For the past five years, Amir Sadaula, a wildlife veterinarian at the National Trust for Nature Conservation’s Biodiversity Conservation Centre in Chitwan, has been tracking animal trade. He claims that up until now, he had only seen three elephants sold every year, and only inside Nepal. “When they don’t make any money, people sell them. But that wasn’t always the case,” he says.
This is referred to as an evacuation by Carol Buckley, the founder of the non-profit Elephant Aid International, based in the United States. “Even though the pandemic has been going on for a year, the market is already flooded with buyers. “The money they sell is inflated, and it’s all in cash,” she claims.
Sold into a state of confusion
Activists are still concerned about how elephants will be handled in India. Surajan Shrestha, a Chitwan-based animal rights activist, points out that “captive elephants are used in religious functions and even protests” in India.
Buckley believes that these elephants could be sold several times within India or even further afield, possibly into Nepal. Those selling elephants have no idea where the animals would end up. The majority of Indian traders use Nepali middlemen.
Padam was informed that the elephant he sold will be taken to the home of a local moneylender by a middleman from Birgunj, a city near the Indian border.
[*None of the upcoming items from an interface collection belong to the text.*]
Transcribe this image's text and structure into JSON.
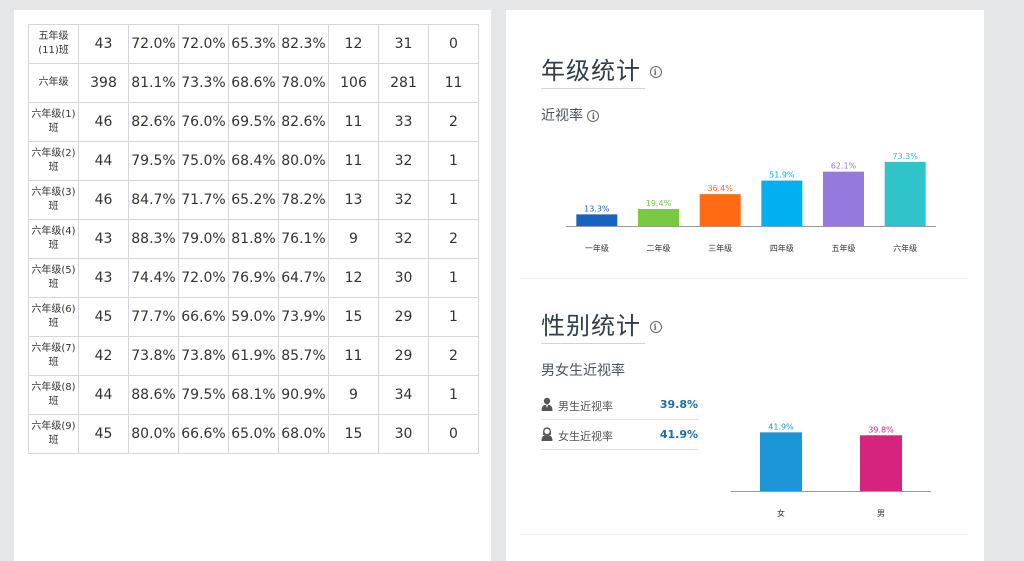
{
  "table": {
    "rows": [
      [
        "五年级\n(11)班",
        "43",
        "72.0%",
        "72.0%",
        "65.3%",
        "82.3%",
        "12",
        "31",
        "0"
      ],
      [
        "六年级",
        "398",
        "81.1%",
        "73.3%",
        "68.6%",
        "78.0%",
        "106",
        "281",
        "11"
      ],
      [
        "六年级(1)\n班",
        "46",
        "82.6%",
        "76.0%",
        "69.5%",
        "82.6%",
        "11",
        "33",
        "2"
      ],
      [
        "六年级(2)\n班",
        "44",
        "79.5%",
        "75.0%",
        "68.4%",
        "80.0%",
        "11",
        "32",
        "1"
      ],
      [
        "六年级(3)\n班",
        "46",
        "84.7%",
        "71.7%",
        "65.2%",
        "78.2%",
        "13",
        "32",
        "1"
      ],
      [
        "六年级(4)\n班",
        "43",
        "88.3%",
        "79.0%",
        "81.8%",
        "76.1%",
        "9",
        "32",
        "2"
      ],
      [
        "六年级(5)\n班",
        "43",
        "74.4%",
        "72.0%",
        "76.9%",
        "64.7%",
        "12",
        "30",
        "1"
      ],
      [
        "六年级(6)\n班",
        "45",
        "77.7%",
        "66.6%",
        "59.0%",
        "73.9%",
        "15",
        "29",
        "1"
      ],
      [
        "六年级(7)\n班",
        "42",
        "73.8%",
        "73.8%",
        "61.9%",
        "85.7%",
        "11",
        "29",
        "2"
      ],
      [
        "六年级(8)\n班",
        "44",
        "88.6%",
        "79.5%",
        "68.1%",
        "90.9%",
        "9",
        "34",
        "1"
      ],
      [
        "六年级(9)\n班",
        "45",
        "80.0%",
        "66.6%",
        "65.0%",
        "68.0%",
        "15",
        "30",
        "0"
      ]
    ]
  },
  "grade_section": {
    "title": "年级统计",
    "info_icon": "info-icon",
    "subtitle": "近视率"
  },
  "gender_section": {
    "title": "性别统计",
    "info_icon": "info-icon",
    "subtitle": "男女生近视率",
    "rows": [
      {
        "icon": "male-student-icon",
        "label": "男生近视率",
        "value": "39.8%"
      },
      {
        "icon": "female-student-icon",
        "label": "女生近视率",
        "value": "41.9%"
      }
    ]
  },
  "chart_data": [
    {
      "type": "bar",
      "categories": [
        "一年级",
        "二年级",
        "三年级",
        "四年级",
        "五年级",
        "六年级"
      ],
      "values": [
        13.3,
        19.4,
        36.4,
        51.9,
        62.1,
        73.3
      ],
      "value_labels": [
        "13.3%",
        "19.4%",
        "36.4%",
        "51.9%",
        "62.1%",
        "73.3%"
      ],
      "colors": [
        "#1565c0",
        "#7ac943",
        "#ff6a13",
        "#00b0f0",
        "#9478dd",
        "#2ec4c9"
      ],
      "title": "",
      "xlabel": "",
      "ylabel": "",
      "ylim": [
        0,
        80
      ],
      "grid": false,
      "legend": "none"
    },
    {
      "type": "bar",
      "categories": [
        "女",
        "男"
      ],
      "values": [
        41.9,
        39.8
      ],
      "value_labels": [
        "41.9%",
        "39.8%"
      ],
      "colors": [
        "#1b95d8",
        "#d6237d"
      ],
      "title": "",
      "xlabel": "",
      "ylabel": "",
      "ylim": [
        0,
        45
      ],
      "grid": false,
      "legend": "none"
    }
  ]
}
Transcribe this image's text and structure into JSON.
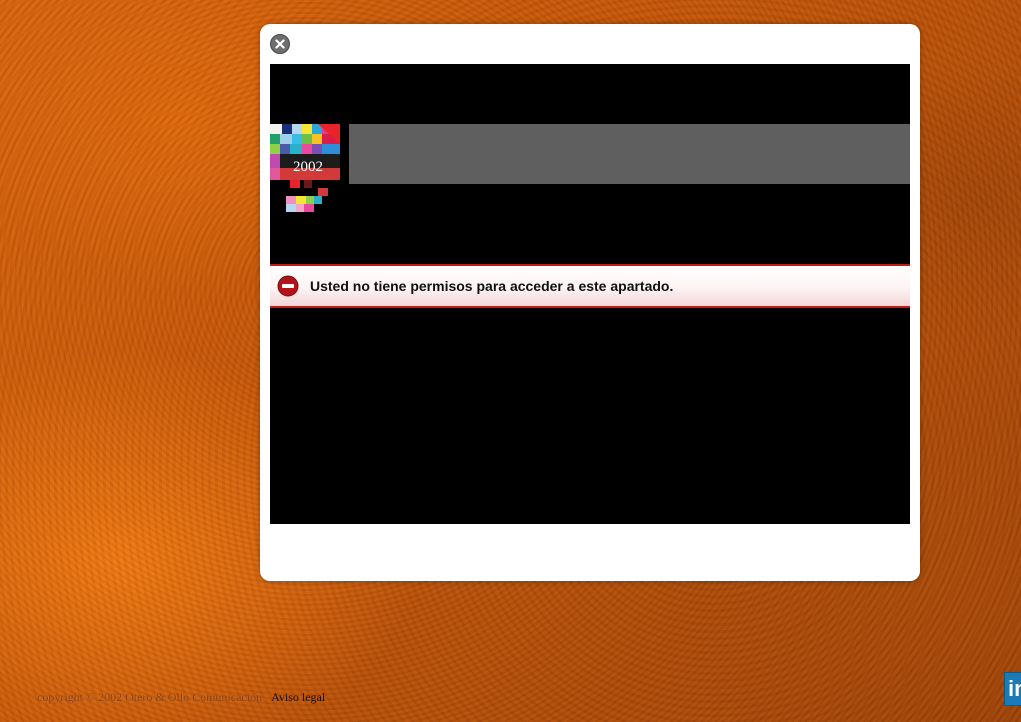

Padam says, “I believe the elephant can now feed better.”
In a Facebook post, Association Moey, an international NGO that cared for Chitwan’s retired captive elephants on their path to freedom, says, “Some might think it’s a positive thing.” “However, this only helps to divert attention away from elephant misery. On a regular basis, they will face isolation, violence, and poor living conditions in temples, weddings, and as symbols of prestige.”
Elephants are not allowed to be used in tourist trips, according to activists. According to Ashok Ram, a wildlife expert, this has triggered a schism. “Activists who oppose the rides convince hoteliers that they can no longer profit from the animal. Humans have been using elephants since the dawn of time.” Bishal, a hotelier, believes that regulations should be changed to accommodate both human and animal needs.
Carol Buckley and Surajan Shrestha, for example, believe that keeping the animals hostage for riding or other tasks is inhumane. According to Shrestha, the government should create an elephant sanctuary in Chitwan, where all captive elephants should be released. He argues that the elephants will still support the towns by attracting visitors and promoting the sanctuary as a model conservation project, raising income and promoting the sanctuary as a model conservation project.
Meanwhile, government spokesperson Hari Bhadra Acharya, who alternates between tour operators and animal rights activists, blames the inability to enforce the laws of the land on the lockdown imposed by Covid-19.
Editor’s note: names of some sources have been changed
The original version of this story was originally published on The Third Pole under a Creative Commons licence.
Original Author: Diwakar Pyakurel